02 Nov 2015
New Report Reveals Less Than Half Of Countries Apply Minimum UN Safety Standards
The World Health Organisation (WHO) is calling on governments around the world to apply the UN’s most important vehicle safety regulations.
In itsthe WHO reveals “worrying data showing that less than half of countries implement minimum standards” and warns that “Governments have a responsibility to take the steps needed to ensure their citizens have access to safe vehicles”.
Using seven priority vehicle safety standards recommended by Global NCAP, the WHO has carried out a unique survey on how they are currently being applied by governments around the world. The seven standards are from the UN’s World Forum for Harmonisation of Vehicle Regulations and cover seat belts, seat belt anchorages, front and side impact, electronic stability control, pedestrian protection and child seats. The results show that they are being fully applied by only 40 out of a total of 193 UN Member States and overwhelmingly by high-income countries.
The Report argues that “there is an urgent need for these minimum vehicle standards to be implemented by every country”. The WHO is worried that “these standards are notably absent in many of the large middle income countries that are major car manufacturers” now responsible for almost 50% of world passenger car production which reached a record level of 67 million units last year.
For example the WHO shows that the most important crash-worthiness regulations helping to protect occupants withstand front and side impact crashes “are poorly implemented globally”.
According to the report just 49 countries (27%) apply the UN frontal impact test regulation and 47 (26%) apply the side impact test regulation. Again these are predominantly high-income countries. The WHO is concerned that “in the absence of appropriate standards automobile companies are able to sell old designs no longer legal in well-regulated countries. Alternatively, they may “de-specify” life-saving technologies in newer models sold in countries where regulations are weak or non-existent”.
Citing the example of Electronic Stability Control (ESC) the WHO is concerned that global car manufacturers who are required to fit the system in high-income countries “can sell the same model to markets without this life saving technology if the country does not apply the ESC regulation”. To avoid such de-specification of safety technologies the WHO says ESC “should be mandatory in all vehicles”. Noting that the system is also effective in commercial vehicles (such as trucks, coaches and mini-buses) the WHO comments that “there is enormous life-saving potential for this technology across the world’s entire vehicle fleet that has yet to be tapped globally.”

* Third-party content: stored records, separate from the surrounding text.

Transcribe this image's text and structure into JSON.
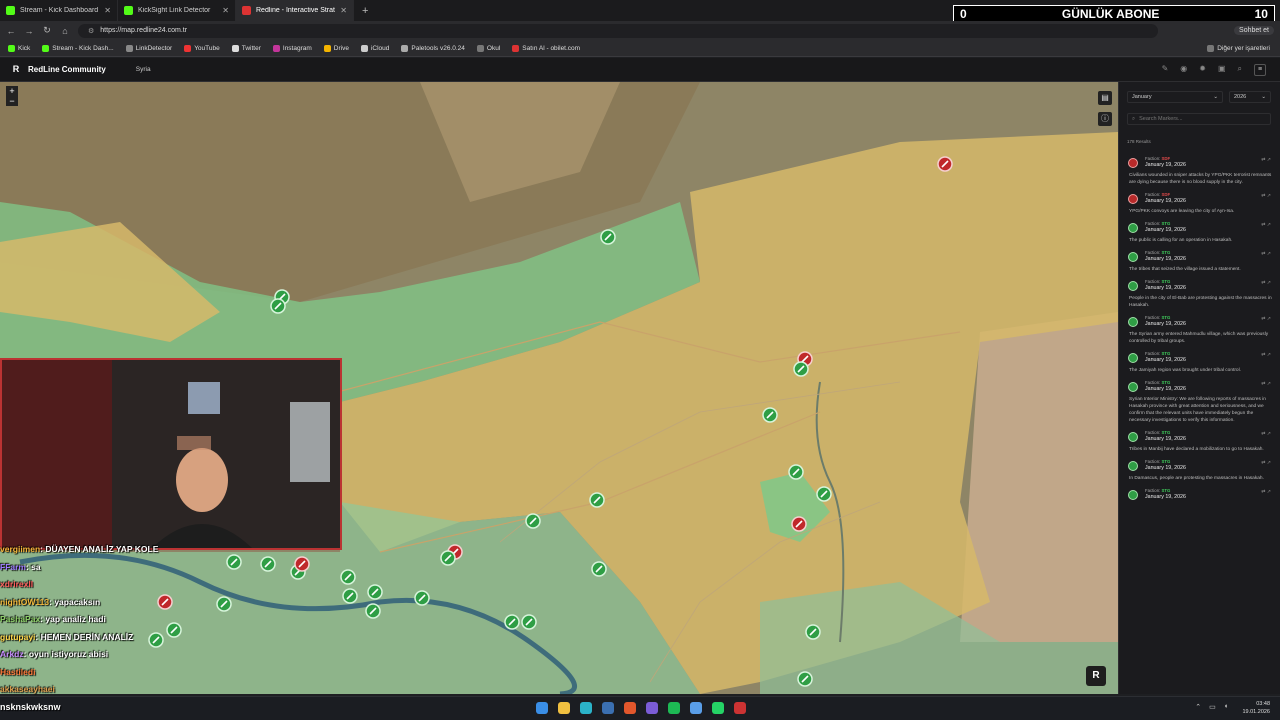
{
  "browser": {
    "tabs": [
      {
        "title": "Stream - Kick Dashboard",
        "active": false
      },
      {
        "title": "KickSight Link Detector",
        "active": false
      },
      {
        "title": "Redline - Interactive Strategic Map",
        "active": true
      }
    ],
    "new_tab": "+",
    "url": "https://map.redline24.com.tr",
    "profile_label": "Sohbet et",
    "bookmarks": [
      "Kick",
      "Stream - Kick Dash...",
      "LinkDetector",
      "YouTube",
      "Twitter",
      "Instagram",
      "Drive",
      "iCloud",
      "Paletools v26.0.24",
      "Okul",
      "Satın Al - obilet.com"
    ],
    "bookmarks_right": "Diğer yer işaretleri"
  },
  "banner": {
    "left": "0",
    "title": "GÜNLÜK ABONE",
    "right": "10"
  },
  "site": {
    "logo": "R",
    "brand": "RedLine Community",
    "nav": "Syria"
  },
  "map": {
    "zoom_in": "+",
    "zoom_out": "−",
    "badge": "R",
    "colors": {
      "sdf_zone": "#d6b96a",
      "gov_zone": "#7fc98a",
      "marker_green": "#2f9e45",
      "marker_red": "#c0282b"
    }
  },
  "sidebar": {
    "month": "January",
    "year": "2026",
    "search_placeholder": "Search Markers...",
    "results": "178 Results",
    "items": [
      {
        "faction": "SDF",
        "color": "red",
        "date": "January 19, 2026",
        "text": "Civilians wounded in sniper attacks by YPG/PKK terrorist remnants are dying because there is no blood supply in the city."
      },
      {
        "faction": "SDF",
        "color": "red",
        "date": "January 19, 2026",
        "text": "YPG/PKK convoys are leaving the city of Ayn-Isa."
      },
      {
        "faction": "STG",
        "color": "green",
        "date": "January 19, 2026",
        "text": "The public is calling for an operation in Hasakah."
      },
      {
        "faction": "STG",
        "color": "green",
        "date": "January 19, 2026",
        "text": "The tribes that seized the village issued a statement."
      },
      {
        "faction": "STG",
        "color": "green",
        "date": "January 19, 2026",
        "text": "People in the city of El-Bab are protesting against the massacres in Hasakah."
      },
      {
        "faction": "STG",
        "color": "green",
        "date": "January 19, 2026",
        "text": "The Syrian army entered Mahmudlu village, which was previously controlled by tribal groups."
      },
      {
        "faction": "STG",
        "color": "green",
        "date": "January 19, 2026",
        "text": "The Jamiyah region was brought under tribal control."
      },
      {
        "faction": "STG",
        "color": "green",
        "date": "January 19, 2026",
        "text": "Syrian Interior Ministry: We are following reports of massacres in Hasakah province with great attention and seriousness, and we confirm that the relevant units have immediately begun the necessary investigations to verify this information."
      },
      {
        "faction": "STG",
        "color": "green",
        "date": "January 19, 2026",
        "text": "Tribes in Manbij have declared a mobilization to go to Hasakah."
      },
      {
        "faction": "STG",
        "color": "green",
        "date": "January 19, 2026",
        "text": "In Damascus, people are protesting the massacres in Hasakah."
      },
      {
        "faction": "STG",
        "color": "green",
        "date": "January 19, 2026",
        "text": ""
      }
    ],
    "faction_prefix": "Faction:"
  },
  "chat": [
    {
      "user": "vergiimen",
      "msg": ": DÜAYEN ANALİZ YAP KOLE"
    },
    {
      "user": "FFarm",
      "msg": ": sa"
    },
    {
      "user": "xdrirexIl",
      "msg": ""
    },
    {
      "user": "nightOW113",
      "msg": ": yapacaksın"
    },
    {
      "user": "PashaPax",
      "msg": ": yap analiz hadi"
    },
    {
      "user": "gutupayi",
      "msg": ": HEMEN DERİN ANALİZ"
    },
    {
      "user": "Arkdz",
      "msg": ": oyun istiyoruz abisi"
    },
    {
      "user": "Hastiledi",
      "msg": ""
    },
    {
      "user": "akkaseayhaei",
      "msg": ""
    }
  ],
  "taskbar": {
    "overlay_text": "nsknskwksnw",
    "time": "03:48",
    "date": "19.01.2026"
  }
}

The Status Report also highlights the role of New Car Assessment Programmes (NCAPs) in driving demand for safer cars. WHO says that NCAPs “are highly successful in promoting supply and demand for safer vehicles” and describes the work of the nine different organisations active in safety rating activities around the world.
The WHO also spotlights Global NCAP’s support for new programmes in the rapidly motorising regions of Asia and Latin America.